Life is especially difficult in Helmand and Kandahar. A year ago, 78 percent in these two provinces said things were going in the right direction; today, just 43 percent still say so, a precipitous 35-point drop. Not only do eight in 10 there rate their security as bad, but six in 10 say it's worse now than it was under the Taliban.
Insecurity coincides with a relative lack of government or international troop presence in these regions. The Karzai government's presence is viewed as weakest in the south (47 percent call it weak there), northwest (43 percent) and east (40 percent). Similarly, U.S. or other international forces are perceived as weakest in the south (68 percent weak) and northwest (52 percent).
But, especially in the south, negative ratings are not limited to security. Availability of medical care ranges from seven in 10 in Kabul to just 37 percent in the south. Positive local school ratings range from nine in 10 in Kabul down to 44 percent in the southwest.
And relatively few in the northwest or south anticipate things will get better soon. Just 35 percent in the northwest and 39 percent in the south expect things in their life to be better in a year; it bottoms out at 27 percent in a group of provinces from the southeast to the Kabul border. By contrast, about seven in 10 are optimistic in Kabul itself, and eight in 10 in the northern provinces.
Widespread corruption may be one factor causing dour views in the northwest, where corruption is called a big problem more than in any other region. Nearly nine in 10 -- 88 percent -- in the northwest call corruption a big problem in their area. As noted, more than four in 10 in the northwest know someone who's had to bribe a government official.
The number of Afghans who say the country's going in the right direction ranges from 71 percent in the central region to 51 percent in the south. But the decline in this measure from last year is not limited to the highest-conflict areas; it's down sharply in Kabul, the north and the east as well as in the south.
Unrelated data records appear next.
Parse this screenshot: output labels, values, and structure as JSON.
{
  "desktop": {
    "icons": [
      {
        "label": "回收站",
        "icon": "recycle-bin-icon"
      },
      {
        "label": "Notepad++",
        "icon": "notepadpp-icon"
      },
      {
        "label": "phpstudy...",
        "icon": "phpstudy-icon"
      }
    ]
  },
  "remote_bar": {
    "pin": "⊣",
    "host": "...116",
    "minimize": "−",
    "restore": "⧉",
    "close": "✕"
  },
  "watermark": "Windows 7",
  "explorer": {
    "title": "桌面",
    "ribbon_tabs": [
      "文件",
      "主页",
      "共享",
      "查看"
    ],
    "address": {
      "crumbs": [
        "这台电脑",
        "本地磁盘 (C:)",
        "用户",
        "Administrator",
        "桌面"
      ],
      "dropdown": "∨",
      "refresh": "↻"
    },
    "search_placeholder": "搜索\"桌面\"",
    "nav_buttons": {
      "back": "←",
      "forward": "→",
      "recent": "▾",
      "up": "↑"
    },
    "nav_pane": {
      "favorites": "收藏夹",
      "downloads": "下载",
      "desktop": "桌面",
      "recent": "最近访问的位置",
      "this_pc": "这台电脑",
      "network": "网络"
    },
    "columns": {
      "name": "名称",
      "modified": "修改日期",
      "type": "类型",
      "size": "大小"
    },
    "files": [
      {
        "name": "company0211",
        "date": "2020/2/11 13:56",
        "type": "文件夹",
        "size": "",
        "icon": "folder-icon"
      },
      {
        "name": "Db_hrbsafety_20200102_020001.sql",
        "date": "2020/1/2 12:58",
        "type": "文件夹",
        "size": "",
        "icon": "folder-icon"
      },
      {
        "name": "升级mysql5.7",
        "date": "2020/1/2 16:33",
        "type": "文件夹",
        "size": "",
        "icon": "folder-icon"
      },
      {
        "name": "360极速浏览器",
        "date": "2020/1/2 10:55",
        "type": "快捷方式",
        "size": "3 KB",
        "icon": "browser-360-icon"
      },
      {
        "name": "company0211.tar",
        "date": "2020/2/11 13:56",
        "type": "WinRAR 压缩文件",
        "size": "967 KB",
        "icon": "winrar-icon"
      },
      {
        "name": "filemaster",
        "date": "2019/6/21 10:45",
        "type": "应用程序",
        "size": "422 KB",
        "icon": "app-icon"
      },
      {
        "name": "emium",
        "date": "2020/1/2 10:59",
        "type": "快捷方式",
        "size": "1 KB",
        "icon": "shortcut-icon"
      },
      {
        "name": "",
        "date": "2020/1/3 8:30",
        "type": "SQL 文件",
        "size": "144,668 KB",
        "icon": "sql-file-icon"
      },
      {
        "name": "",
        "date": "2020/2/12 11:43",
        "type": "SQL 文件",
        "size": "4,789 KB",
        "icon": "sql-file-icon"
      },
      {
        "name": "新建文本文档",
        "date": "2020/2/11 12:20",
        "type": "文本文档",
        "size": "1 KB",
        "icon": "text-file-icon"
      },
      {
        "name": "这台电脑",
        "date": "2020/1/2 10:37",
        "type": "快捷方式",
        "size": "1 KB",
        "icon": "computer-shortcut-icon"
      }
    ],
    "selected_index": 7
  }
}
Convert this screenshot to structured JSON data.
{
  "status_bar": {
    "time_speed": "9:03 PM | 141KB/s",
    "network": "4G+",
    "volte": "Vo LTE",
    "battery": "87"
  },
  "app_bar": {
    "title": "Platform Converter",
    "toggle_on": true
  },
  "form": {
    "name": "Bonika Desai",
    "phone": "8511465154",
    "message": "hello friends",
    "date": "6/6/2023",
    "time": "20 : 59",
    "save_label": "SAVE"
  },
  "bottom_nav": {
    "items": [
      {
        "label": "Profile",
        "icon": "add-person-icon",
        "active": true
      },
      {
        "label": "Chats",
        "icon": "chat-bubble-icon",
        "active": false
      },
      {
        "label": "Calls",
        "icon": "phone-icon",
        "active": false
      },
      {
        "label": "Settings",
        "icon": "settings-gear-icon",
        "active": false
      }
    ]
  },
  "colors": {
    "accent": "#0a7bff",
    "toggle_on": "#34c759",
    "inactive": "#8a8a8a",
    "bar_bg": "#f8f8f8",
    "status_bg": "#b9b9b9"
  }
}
While Taliban activities are broadly felt, it's far from a strong or popular movement. Just 7 percent of Afghans call the Taliban a strong presence in their area, and 6 percent say it has substantial local support.
Intensity of sentiment is strongly against the Taliban as well. Not only do 89 percent view it unfavorably overall, but 76 percent rate it "very" unfavorably. (Osama bin Laden is even more unpopular.) And not only do 93 percent doubt the Taliban's ability to provide security, but 84 percent have no confidence in it at all. Seventy-four percent say it has no presence in their area whatsoever.
Still, 24 percent, one in four Afghans, say the Taliban has some presence in their area when those who say it has a "fairly weak" presence are included. And when "fairly weak" support is included, 19 percent say the Taliban has at least some local support.